Requirement:
From the records below, take each line where the string "your" shows up and copy it.

(Interface dataset entries)
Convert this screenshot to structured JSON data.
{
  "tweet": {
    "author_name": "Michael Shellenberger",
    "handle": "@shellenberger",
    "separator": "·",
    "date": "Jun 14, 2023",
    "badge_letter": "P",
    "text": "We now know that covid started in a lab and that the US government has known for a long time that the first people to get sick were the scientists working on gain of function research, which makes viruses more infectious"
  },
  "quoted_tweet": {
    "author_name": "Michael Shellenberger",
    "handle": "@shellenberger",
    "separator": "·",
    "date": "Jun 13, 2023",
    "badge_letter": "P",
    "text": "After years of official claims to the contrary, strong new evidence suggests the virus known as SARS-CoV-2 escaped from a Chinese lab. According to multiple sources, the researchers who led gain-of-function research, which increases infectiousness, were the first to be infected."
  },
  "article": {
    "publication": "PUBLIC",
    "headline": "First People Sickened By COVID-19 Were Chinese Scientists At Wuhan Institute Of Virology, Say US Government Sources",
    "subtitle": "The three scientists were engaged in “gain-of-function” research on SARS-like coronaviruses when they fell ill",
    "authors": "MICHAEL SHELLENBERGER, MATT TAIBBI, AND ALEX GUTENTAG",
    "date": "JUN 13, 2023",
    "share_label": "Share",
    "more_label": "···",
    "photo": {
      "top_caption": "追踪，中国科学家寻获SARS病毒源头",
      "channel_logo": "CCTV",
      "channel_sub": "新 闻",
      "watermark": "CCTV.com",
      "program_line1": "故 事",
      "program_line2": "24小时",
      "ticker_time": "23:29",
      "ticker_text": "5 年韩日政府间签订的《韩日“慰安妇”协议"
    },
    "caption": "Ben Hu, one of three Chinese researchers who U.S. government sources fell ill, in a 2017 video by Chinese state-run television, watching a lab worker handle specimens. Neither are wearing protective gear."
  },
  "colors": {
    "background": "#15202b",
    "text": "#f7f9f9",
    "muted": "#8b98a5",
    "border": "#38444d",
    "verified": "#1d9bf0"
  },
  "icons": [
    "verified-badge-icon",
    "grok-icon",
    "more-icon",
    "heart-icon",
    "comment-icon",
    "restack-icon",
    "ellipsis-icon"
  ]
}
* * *
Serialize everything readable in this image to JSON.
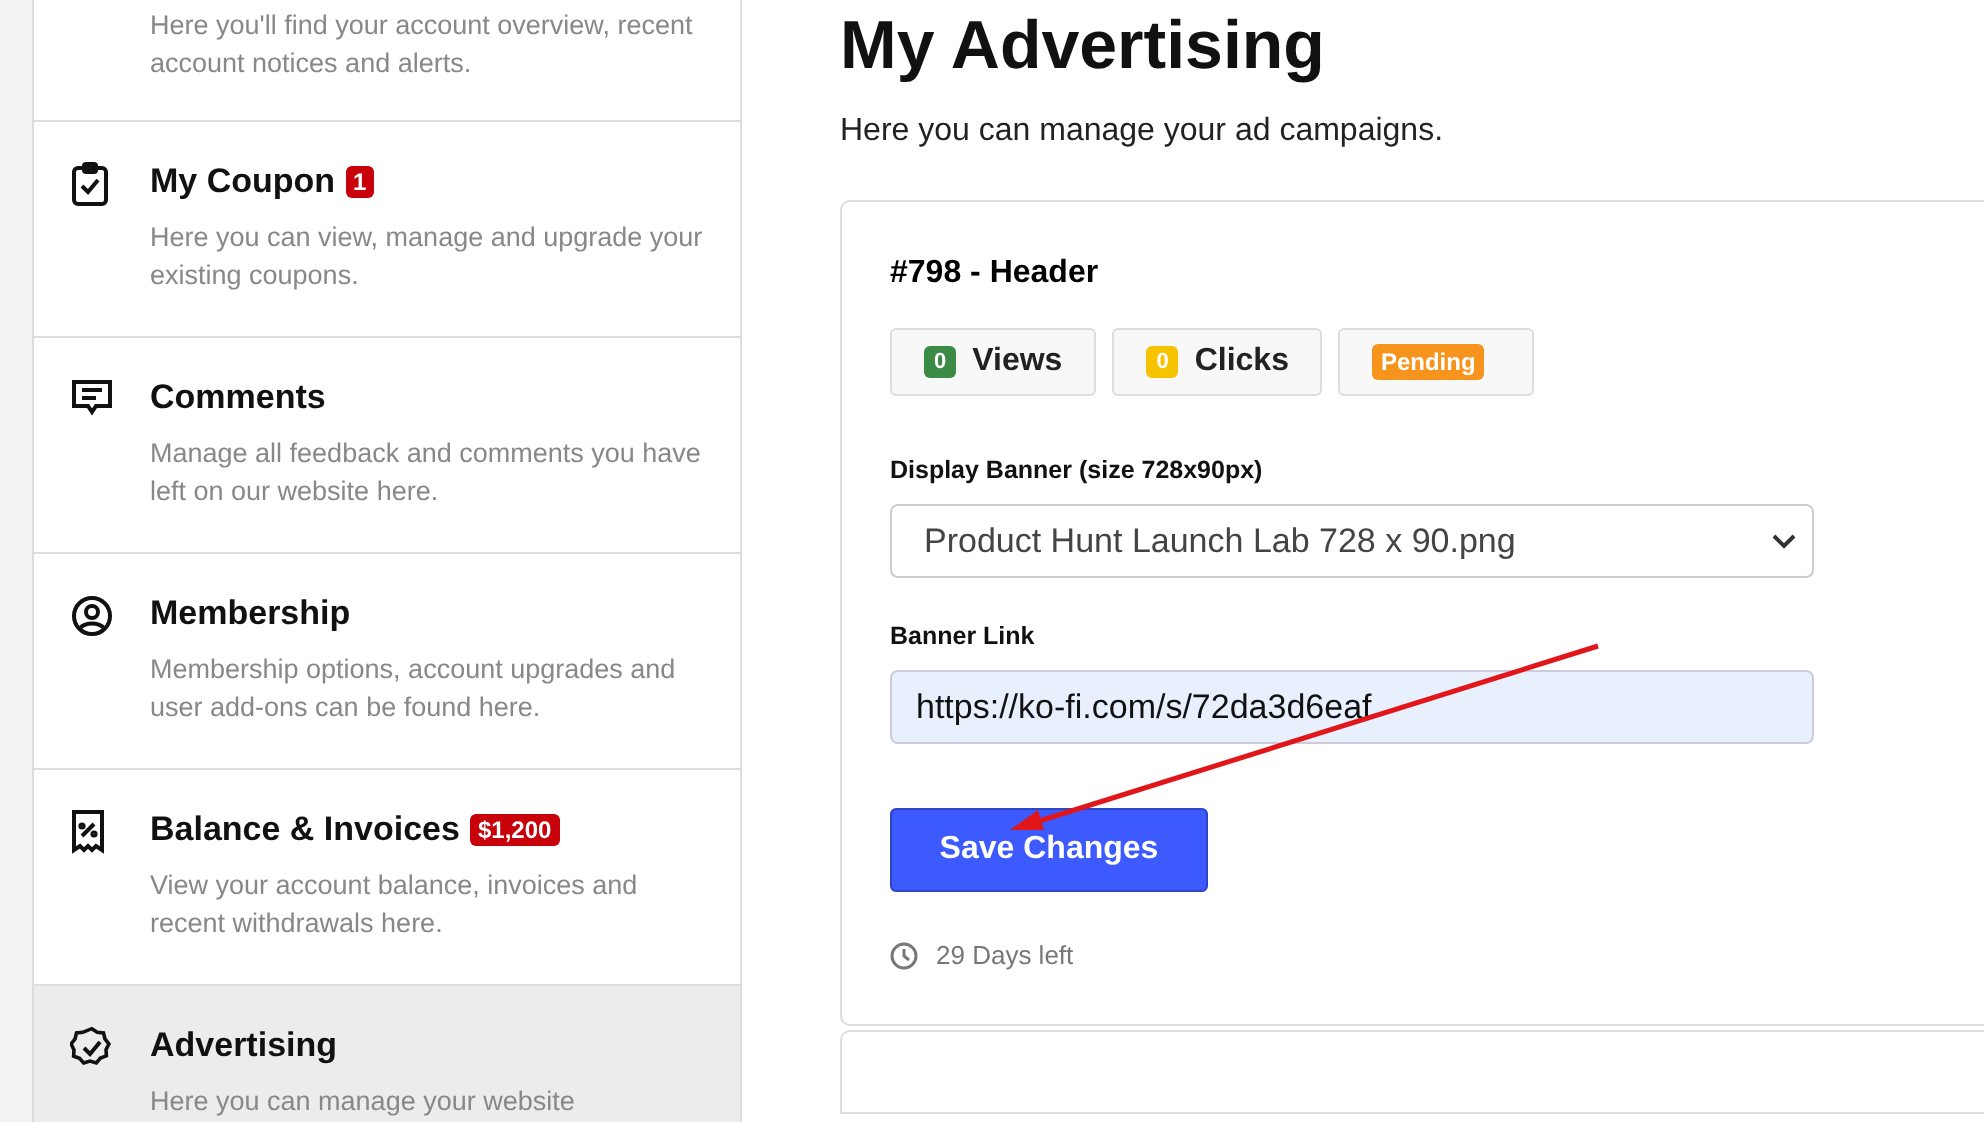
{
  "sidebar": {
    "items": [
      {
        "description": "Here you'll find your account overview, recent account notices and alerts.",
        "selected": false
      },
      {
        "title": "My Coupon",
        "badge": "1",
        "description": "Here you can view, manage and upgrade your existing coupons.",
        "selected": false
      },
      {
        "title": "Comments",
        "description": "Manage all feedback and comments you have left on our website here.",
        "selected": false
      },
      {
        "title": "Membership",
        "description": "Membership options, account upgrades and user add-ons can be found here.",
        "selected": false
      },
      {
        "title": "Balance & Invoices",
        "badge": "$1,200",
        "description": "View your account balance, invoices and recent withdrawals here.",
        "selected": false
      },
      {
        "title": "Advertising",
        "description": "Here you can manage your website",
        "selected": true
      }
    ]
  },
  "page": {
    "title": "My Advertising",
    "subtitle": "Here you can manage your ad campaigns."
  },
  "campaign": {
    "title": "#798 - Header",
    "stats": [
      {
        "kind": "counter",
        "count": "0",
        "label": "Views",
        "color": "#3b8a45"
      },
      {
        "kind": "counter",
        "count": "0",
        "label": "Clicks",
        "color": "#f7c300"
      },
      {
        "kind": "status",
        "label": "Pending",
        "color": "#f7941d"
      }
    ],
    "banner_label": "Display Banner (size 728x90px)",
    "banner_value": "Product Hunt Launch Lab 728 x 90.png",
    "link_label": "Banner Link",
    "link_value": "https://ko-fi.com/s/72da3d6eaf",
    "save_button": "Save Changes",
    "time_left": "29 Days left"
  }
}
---
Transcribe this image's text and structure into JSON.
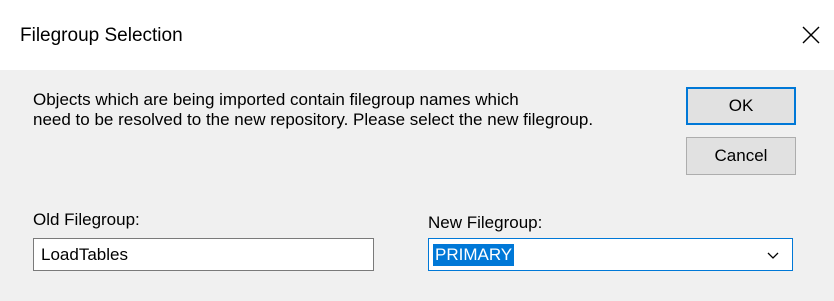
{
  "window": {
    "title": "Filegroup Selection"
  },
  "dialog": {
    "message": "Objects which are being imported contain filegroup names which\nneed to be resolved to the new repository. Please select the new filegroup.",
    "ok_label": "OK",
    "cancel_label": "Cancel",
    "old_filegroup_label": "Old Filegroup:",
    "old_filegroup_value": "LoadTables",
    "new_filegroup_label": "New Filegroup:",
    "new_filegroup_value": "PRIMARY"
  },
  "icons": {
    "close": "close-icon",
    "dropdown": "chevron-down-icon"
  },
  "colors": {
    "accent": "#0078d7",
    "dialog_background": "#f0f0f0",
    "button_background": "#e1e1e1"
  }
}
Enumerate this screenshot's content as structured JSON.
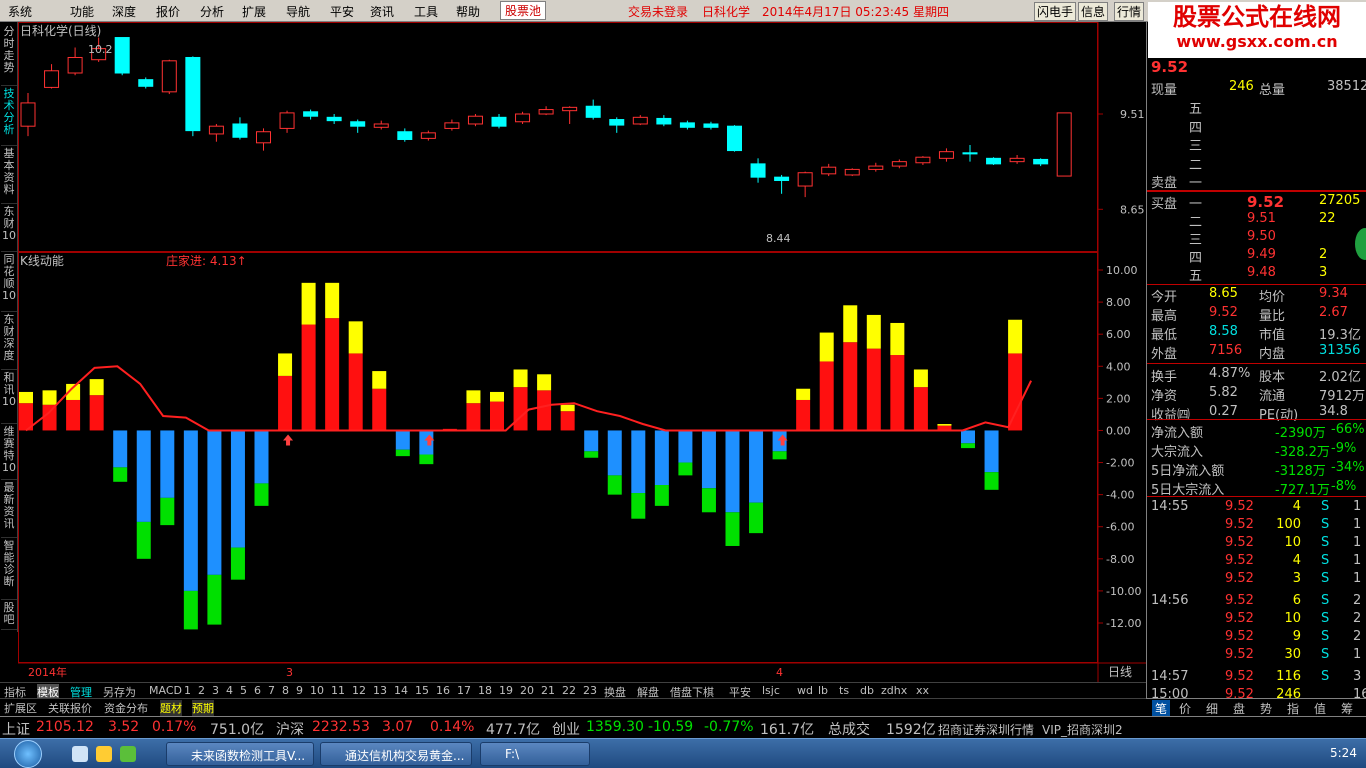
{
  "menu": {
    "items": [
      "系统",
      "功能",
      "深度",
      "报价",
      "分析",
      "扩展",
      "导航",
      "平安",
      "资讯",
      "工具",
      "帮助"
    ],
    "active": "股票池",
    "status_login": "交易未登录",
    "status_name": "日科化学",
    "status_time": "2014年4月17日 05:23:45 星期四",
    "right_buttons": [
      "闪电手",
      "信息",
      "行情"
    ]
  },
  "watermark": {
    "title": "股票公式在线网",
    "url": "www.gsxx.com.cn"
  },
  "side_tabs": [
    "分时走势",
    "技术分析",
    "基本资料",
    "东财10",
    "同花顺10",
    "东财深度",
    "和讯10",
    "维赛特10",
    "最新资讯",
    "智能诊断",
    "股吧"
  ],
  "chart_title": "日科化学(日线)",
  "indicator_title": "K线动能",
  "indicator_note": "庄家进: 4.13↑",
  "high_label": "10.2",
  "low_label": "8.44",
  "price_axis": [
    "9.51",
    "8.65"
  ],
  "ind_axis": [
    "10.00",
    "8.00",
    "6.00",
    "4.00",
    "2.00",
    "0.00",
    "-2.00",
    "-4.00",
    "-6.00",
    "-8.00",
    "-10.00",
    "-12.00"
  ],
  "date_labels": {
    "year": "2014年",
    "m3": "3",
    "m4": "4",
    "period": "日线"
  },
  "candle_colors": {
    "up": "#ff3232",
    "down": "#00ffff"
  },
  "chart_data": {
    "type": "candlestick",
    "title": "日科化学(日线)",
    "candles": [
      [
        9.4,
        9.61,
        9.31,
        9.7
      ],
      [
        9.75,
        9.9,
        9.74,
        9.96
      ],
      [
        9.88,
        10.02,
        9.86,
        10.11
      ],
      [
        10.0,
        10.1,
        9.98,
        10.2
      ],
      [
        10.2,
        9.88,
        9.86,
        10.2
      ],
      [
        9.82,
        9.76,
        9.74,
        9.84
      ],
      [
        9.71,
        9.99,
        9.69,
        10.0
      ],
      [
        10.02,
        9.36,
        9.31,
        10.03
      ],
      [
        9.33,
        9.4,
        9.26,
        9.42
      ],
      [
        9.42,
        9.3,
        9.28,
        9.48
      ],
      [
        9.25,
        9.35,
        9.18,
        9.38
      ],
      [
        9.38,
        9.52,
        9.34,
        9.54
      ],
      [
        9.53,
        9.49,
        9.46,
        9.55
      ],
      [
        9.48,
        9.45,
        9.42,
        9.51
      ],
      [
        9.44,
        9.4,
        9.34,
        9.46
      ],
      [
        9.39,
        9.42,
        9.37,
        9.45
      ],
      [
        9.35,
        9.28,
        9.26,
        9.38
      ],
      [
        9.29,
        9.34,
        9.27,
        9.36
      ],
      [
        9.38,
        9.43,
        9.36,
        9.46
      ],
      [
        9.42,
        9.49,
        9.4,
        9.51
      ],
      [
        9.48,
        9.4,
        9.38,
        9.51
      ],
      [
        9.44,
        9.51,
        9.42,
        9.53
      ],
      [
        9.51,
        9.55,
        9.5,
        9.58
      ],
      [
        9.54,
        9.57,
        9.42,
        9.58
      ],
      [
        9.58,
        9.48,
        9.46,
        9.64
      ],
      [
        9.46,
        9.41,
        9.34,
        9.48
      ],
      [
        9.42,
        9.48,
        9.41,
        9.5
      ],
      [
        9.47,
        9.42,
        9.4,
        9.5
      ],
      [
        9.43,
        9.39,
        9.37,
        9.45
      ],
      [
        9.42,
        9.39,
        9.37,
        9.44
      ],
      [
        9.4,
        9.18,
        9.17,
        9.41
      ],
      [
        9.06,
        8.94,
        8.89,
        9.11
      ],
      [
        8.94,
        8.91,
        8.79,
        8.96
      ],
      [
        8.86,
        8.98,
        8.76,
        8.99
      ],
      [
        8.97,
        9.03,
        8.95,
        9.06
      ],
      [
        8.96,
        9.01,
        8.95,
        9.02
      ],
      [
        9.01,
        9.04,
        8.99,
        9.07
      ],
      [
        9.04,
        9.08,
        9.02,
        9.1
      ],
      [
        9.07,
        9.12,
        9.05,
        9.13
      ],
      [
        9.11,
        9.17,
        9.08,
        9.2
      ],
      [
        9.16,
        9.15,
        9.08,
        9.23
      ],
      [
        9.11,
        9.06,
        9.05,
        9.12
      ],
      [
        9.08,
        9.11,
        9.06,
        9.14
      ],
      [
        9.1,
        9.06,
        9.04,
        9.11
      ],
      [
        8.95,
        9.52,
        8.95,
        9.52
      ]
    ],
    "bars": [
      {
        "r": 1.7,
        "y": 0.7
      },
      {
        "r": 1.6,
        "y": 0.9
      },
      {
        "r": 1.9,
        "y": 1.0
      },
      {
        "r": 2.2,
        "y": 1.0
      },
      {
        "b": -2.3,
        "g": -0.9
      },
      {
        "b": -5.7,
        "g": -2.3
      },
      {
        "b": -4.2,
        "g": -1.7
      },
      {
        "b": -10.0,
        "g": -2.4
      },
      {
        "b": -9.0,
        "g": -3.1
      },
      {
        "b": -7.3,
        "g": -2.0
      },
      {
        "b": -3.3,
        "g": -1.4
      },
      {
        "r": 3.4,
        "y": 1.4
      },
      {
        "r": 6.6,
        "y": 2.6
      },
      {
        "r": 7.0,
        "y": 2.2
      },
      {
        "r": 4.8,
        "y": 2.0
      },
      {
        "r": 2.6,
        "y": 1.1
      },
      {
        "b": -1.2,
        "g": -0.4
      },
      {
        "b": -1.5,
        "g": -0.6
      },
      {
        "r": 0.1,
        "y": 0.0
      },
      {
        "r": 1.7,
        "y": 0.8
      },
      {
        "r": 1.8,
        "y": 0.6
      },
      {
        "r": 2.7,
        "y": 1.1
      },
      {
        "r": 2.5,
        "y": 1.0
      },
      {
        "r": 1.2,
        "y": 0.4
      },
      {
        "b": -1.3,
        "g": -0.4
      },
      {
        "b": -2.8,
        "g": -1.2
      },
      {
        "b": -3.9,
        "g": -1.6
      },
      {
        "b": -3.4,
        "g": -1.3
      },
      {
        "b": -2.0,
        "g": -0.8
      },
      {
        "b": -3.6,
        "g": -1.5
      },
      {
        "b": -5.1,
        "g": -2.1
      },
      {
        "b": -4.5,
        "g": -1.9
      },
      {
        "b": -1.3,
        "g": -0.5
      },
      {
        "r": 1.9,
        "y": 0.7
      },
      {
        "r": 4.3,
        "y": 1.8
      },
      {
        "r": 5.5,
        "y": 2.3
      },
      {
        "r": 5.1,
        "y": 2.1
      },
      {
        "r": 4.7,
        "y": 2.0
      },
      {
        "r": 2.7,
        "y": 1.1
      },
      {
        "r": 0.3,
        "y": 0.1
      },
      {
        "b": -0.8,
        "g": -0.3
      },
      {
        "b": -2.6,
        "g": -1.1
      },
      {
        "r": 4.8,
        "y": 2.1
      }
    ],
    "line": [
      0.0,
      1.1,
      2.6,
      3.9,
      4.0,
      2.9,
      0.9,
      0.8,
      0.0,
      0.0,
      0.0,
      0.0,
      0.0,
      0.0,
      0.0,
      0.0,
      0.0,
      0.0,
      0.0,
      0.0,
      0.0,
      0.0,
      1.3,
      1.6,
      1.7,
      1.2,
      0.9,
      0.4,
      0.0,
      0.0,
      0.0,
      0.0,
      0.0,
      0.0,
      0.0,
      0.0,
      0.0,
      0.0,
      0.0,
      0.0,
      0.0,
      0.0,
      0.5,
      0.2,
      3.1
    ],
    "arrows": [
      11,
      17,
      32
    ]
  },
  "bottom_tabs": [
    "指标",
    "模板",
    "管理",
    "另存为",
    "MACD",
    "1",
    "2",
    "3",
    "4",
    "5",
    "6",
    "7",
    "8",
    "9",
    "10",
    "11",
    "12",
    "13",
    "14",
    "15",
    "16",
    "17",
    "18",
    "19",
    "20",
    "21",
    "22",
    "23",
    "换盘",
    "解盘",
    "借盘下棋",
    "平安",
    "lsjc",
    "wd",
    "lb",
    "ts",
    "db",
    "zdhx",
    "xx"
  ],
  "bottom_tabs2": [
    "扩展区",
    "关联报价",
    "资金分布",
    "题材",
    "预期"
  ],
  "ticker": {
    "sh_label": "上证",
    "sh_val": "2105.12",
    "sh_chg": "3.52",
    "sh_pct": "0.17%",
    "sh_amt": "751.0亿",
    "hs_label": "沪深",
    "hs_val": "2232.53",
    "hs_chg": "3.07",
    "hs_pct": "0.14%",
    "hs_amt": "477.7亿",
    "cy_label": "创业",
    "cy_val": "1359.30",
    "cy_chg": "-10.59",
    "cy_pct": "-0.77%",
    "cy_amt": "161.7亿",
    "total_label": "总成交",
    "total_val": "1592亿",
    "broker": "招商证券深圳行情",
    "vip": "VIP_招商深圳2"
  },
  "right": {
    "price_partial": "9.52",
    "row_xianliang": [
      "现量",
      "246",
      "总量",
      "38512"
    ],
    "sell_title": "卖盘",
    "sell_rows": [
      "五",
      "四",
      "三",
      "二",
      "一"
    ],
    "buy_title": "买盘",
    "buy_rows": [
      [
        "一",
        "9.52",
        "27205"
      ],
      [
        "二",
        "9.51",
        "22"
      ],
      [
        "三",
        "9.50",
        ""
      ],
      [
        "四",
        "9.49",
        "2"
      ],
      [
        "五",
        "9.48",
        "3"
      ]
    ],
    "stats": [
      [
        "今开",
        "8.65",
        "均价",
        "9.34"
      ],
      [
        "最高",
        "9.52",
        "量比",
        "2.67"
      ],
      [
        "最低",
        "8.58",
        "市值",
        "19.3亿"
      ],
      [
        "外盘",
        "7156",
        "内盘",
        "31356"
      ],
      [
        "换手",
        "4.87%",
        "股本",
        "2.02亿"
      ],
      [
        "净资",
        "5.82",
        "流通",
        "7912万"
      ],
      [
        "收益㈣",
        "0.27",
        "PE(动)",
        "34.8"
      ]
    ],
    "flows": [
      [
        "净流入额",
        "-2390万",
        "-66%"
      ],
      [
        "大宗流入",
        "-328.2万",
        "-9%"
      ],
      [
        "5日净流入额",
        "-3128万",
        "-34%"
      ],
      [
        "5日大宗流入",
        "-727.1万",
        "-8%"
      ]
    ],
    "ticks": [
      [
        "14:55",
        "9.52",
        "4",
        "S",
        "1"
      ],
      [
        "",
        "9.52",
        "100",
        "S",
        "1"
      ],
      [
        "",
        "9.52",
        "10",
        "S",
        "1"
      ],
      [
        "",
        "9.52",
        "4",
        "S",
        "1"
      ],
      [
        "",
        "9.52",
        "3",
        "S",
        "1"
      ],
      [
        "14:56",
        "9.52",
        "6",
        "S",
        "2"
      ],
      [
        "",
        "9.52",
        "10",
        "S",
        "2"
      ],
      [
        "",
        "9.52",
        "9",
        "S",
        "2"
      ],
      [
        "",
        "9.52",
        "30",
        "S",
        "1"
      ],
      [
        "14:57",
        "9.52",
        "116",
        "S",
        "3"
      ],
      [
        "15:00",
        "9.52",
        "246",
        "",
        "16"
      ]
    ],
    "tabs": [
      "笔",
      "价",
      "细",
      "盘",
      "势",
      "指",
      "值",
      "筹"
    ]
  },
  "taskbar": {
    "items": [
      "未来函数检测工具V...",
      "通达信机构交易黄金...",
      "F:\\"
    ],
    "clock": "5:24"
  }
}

Result of this task:
        "description": "Here you'll find your account overview, recent account notices and alerts.",
        "description": "Here you can view, manage and upgrade your existing coupons.",
        "description": "View your account balance, invoices and recent withdrawals here.",
        "description": "Here you can manage your website",
    "subtitle": "Here you can manage your ad campaigns."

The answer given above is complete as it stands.